The Joy of Time
They say the joy of birth is in a moment,
the moment when lights blind you so,
the moment when warm hands make
a promise to hold you forever.
They say the joy of childhood is in
the days, the days spent peering
at tiny creatures, the days of feeling
honeyed breaths grace youthful lungs.
They say the joy of adulthood is in
the months, the months spent making
dreams become realities, the months
of watching little cries become eager voices.
They say the joy of age is in the years,
the years spent watching your dreams
realize dreams of their own, the years
of cultivating your love for all things.
They say that there is no joy in death,
but I tell you that its joy is in the moment:
the moment when the joy of life becomes
crystallized in old bones, when the eye
loses its lightness and the soul gains its own,
when a single moment becomes forevermore.
The trees speak for more than the wind
as I become the devouring maelstrom:
my body is a cloud, my voice is a hollow howl,
my feet are roots torn from their gravelly homes.
These old bones urge this young body to flee,
to take shelter in the creaks and the whispers,
in the ghosts of comforts now long gone,
in memories tethered by tenuous strings.
Yet the rain falls upon me and feeds a deep well,
and soon I am neither flesh nor bone but
the thunder of clouds, the bellow of wind,
the sky become death incarnate.
I see nothing but a fearful chorus of trees,
hear nothing but a cry echoed and reverberated.
No earthly force creates this consuming madness;
it is only my soul that sustains the chaos.
These eyes full of death search the empty sky and

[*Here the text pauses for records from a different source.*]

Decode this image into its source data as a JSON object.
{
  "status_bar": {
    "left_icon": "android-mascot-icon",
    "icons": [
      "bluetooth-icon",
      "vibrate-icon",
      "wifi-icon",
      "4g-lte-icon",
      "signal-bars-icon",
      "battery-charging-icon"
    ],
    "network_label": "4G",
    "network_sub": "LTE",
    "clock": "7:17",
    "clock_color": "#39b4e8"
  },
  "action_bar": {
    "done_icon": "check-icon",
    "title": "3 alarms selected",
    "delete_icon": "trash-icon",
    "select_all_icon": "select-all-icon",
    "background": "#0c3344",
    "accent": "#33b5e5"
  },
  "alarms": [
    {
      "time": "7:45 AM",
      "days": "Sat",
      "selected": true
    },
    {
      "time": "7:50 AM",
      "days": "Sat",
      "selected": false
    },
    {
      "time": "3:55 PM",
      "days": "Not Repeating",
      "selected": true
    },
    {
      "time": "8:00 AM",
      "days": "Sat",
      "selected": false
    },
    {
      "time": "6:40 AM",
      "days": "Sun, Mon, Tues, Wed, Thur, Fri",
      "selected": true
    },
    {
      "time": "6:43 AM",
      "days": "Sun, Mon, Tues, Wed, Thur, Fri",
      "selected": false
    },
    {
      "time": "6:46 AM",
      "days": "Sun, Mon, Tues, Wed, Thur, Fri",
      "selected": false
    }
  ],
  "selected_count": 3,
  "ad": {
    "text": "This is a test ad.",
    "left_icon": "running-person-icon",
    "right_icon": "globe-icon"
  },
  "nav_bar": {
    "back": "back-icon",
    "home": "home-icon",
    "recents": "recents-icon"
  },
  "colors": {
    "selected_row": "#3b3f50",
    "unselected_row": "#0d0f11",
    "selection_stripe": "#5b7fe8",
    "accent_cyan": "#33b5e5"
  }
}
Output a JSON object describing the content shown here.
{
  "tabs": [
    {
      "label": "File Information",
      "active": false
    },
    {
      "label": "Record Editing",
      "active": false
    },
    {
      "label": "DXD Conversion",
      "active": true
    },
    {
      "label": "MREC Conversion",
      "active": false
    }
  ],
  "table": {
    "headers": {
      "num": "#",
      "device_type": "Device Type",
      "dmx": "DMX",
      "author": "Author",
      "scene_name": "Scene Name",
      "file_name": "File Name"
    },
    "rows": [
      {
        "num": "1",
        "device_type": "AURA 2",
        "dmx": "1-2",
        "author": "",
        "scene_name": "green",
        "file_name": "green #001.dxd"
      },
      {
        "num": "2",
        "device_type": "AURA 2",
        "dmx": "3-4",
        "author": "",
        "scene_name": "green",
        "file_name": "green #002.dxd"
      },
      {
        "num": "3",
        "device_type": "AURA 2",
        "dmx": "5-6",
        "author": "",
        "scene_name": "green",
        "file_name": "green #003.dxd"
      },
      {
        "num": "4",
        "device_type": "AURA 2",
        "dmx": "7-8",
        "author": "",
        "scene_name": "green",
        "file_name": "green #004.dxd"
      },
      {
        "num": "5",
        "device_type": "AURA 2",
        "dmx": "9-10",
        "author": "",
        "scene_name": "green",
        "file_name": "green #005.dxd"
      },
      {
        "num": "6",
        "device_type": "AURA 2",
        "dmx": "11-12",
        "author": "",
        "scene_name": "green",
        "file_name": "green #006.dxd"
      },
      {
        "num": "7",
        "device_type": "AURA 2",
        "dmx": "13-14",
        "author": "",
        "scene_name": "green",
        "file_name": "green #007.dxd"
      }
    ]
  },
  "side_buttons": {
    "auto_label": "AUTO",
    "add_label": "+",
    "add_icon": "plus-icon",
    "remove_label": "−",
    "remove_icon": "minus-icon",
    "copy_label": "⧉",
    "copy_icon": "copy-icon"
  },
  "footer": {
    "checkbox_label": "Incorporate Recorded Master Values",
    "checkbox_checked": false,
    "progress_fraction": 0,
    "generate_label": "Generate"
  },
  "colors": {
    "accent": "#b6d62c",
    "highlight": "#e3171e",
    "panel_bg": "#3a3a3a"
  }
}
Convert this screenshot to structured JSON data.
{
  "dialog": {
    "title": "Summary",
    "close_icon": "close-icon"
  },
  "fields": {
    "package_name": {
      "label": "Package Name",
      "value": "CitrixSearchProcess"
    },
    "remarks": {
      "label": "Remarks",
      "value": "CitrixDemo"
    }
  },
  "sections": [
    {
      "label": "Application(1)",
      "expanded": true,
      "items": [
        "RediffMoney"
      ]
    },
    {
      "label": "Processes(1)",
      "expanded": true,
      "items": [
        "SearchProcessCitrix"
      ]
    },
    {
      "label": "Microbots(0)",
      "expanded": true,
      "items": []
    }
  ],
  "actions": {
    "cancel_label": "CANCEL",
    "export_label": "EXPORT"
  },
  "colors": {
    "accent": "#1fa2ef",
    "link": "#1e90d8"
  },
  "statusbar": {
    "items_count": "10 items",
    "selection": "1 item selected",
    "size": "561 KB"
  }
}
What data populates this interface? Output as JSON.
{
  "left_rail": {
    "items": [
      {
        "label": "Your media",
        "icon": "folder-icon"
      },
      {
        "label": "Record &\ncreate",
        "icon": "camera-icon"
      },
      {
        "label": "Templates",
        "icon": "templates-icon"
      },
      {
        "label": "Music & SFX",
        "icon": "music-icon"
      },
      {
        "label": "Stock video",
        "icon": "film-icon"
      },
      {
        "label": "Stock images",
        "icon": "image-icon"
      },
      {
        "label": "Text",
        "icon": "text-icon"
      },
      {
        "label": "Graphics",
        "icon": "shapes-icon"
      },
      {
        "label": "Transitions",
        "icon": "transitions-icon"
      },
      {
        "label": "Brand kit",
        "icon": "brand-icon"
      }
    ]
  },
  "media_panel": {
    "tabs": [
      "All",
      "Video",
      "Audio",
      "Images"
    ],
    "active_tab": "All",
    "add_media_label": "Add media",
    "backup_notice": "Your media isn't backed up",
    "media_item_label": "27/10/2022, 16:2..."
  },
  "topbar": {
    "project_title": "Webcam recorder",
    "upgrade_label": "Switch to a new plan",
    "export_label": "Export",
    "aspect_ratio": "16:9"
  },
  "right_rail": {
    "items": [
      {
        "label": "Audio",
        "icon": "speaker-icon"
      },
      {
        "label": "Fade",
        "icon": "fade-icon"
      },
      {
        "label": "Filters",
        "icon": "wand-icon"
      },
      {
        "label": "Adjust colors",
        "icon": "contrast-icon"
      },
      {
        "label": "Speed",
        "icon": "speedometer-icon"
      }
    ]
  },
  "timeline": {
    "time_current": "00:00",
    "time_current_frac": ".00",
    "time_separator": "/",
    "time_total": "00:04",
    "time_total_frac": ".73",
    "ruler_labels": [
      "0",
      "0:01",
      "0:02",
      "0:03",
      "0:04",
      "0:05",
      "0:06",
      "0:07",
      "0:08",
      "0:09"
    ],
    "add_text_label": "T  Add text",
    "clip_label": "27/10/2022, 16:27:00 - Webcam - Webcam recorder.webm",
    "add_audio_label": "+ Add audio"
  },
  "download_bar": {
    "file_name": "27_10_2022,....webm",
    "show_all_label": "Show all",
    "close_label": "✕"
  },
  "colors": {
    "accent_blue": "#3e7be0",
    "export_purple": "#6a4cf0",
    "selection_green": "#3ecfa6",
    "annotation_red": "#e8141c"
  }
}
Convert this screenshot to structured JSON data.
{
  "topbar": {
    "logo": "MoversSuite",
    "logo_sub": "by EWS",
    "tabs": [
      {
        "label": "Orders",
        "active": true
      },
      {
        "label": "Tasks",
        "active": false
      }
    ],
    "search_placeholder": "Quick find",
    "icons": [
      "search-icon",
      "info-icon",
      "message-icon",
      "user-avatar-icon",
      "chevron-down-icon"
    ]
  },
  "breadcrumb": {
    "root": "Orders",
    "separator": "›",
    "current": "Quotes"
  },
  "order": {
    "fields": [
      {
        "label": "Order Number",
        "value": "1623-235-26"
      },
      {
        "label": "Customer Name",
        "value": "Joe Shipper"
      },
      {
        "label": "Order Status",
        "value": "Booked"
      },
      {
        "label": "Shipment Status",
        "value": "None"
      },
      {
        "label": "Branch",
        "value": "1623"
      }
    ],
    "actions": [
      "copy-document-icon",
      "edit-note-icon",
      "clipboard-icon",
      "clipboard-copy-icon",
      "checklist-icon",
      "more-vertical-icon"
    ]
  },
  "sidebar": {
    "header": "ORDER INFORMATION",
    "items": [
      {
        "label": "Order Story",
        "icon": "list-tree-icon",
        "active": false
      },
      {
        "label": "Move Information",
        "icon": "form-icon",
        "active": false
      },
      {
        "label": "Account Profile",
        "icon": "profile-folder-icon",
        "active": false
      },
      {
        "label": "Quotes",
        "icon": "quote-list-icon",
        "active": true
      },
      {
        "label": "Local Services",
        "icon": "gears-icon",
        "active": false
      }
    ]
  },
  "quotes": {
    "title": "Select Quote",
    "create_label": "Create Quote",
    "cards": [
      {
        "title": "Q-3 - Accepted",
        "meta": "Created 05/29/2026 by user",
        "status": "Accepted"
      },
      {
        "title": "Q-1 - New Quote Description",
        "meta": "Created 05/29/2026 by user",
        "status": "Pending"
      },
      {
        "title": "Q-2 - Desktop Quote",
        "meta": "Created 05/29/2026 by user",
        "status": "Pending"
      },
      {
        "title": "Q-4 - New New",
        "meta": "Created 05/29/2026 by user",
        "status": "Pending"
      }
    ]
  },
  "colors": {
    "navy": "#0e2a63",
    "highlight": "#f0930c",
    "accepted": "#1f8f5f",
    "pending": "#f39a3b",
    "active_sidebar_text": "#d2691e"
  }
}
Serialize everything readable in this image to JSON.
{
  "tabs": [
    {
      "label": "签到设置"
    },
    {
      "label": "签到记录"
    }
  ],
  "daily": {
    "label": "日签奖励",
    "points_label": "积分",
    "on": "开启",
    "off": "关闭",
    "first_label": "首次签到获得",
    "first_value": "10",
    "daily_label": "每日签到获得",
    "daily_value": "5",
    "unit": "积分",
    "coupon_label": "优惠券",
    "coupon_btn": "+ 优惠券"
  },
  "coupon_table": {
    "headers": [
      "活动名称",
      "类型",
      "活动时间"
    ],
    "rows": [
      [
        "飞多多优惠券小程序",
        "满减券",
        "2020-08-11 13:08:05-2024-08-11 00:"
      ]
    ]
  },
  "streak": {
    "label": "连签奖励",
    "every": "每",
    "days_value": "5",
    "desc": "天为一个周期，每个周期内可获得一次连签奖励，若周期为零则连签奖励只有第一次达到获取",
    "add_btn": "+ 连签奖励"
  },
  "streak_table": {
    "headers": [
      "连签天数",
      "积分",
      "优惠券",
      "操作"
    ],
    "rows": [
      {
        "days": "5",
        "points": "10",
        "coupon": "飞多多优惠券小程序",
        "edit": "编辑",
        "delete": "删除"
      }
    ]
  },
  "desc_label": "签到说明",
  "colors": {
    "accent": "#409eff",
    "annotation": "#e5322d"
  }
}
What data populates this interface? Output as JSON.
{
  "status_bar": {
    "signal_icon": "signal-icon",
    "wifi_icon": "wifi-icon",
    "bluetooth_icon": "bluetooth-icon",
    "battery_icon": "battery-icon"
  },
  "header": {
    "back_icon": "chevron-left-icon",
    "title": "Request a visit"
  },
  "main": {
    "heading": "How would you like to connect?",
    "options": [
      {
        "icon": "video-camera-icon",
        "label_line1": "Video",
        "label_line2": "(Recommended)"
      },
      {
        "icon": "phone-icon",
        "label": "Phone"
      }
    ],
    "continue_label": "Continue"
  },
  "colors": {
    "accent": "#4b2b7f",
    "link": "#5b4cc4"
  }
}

tell of a place beyond the storm’s rage, beyond the
gray veil of sky, beyond even the light of the sun,
where stars wander across a deep and silent dark.